You can say things such as “visit our website if you want to send in a request” without giving the URL out.

As for the MP3 you send out…I place my show name, episode number and track list in the meta data area and add my show artwork to it too. My MP3s are 128kbps at 48Khz (59mins = 57 meg).

Painless

Hosting a syndicated show is a painless way to scratch that broadcasting itch without having to worry about running a whole station and paying all the associated costs and fees that go with it.

You get to have some fun, stations get free content and who knows…maybe a show sponsor will come out of the woodwork, or you’ll get picked up by a major broadcaster.
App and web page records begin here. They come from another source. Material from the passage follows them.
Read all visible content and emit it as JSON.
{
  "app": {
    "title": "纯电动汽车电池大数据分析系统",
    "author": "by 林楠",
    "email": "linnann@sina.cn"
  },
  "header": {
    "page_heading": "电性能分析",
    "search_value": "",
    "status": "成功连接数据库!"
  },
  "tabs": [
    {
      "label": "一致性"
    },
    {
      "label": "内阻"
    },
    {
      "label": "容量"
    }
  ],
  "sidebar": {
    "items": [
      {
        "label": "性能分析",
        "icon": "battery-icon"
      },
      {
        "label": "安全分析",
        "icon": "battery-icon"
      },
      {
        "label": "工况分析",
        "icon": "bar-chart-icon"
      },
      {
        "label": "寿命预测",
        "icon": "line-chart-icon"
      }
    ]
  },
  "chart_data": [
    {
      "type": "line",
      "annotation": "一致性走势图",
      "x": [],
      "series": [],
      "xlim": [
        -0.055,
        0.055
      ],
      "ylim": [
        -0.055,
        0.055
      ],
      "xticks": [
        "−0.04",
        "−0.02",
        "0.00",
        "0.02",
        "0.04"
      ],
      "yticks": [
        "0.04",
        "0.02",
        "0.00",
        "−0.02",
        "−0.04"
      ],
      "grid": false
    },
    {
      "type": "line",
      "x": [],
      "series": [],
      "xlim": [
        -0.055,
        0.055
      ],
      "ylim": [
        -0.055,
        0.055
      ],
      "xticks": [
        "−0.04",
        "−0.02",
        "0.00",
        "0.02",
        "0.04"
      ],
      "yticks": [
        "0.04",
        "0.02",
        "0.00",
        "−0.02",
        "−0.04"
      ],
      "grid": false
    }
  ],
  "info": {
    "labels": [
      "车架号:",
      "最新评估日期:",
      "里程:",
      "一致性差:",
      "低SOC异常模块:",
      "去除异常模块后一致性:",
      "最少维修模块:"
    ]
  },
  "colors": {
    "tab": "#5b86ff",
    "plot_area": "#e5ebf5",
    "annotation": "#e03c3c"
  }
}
And because shows are recorded; you can do shows in advance and make each one perfect. But that doesn’t mean you should edit out all the goofy mistakes – no one’s perfect, so keep it real.

To end with; here are some syndicated radio show do’s and dont’s:

DO

  • End each show with an instrumental if possible as your last track will likely be cut short by the preceding news or commercials.
  • Be consistent in delivering your show.
  • Keep the quality up – there’s no excuse for delivering a sloppy show.
  • Tell station owners well in advance if you are taking a break or ending the show.
  • Provide a show logo / artwork and audio promo’s for broadcasters to use. Give your show an identity; brand it like a pro.
  • Always have 2 or 3 shows up your sleeve. These can be sent out if you are on holiday or unwell etc.
  • Place shows on MixCloud etc – use their embed player on your website.
  • Buy the web domain for your show and build a website for it – its shows professionalism and commitment.
  • Get a custom show ID jingle made. Get a friend to voice it, add a little imaging, whizz, pop, bang – job done (ask me if you like).

DON’T

  • Get upset if / when a station owner stops running your show. It’s their station, their choice. Just accept it and move on.
  • Sell yourself short; deliver the best show possible every week.
  • Pester station owners. Many will want to see you have a good few shows under your belt before they place you on the schedule.
  • Do not use obscene language or songs with offensive phrases. Keep shows family-friendly.
  • Talk about the weather, seasons, time or news items if you want your shows to have a long shelf life (i.e; be played over and over in years to come).
  • Over-run. Keep each show or show segment to the agreed time – and not one second more.

If you have any tips about hosting and promoting a  syndicated radio show then do send them to us.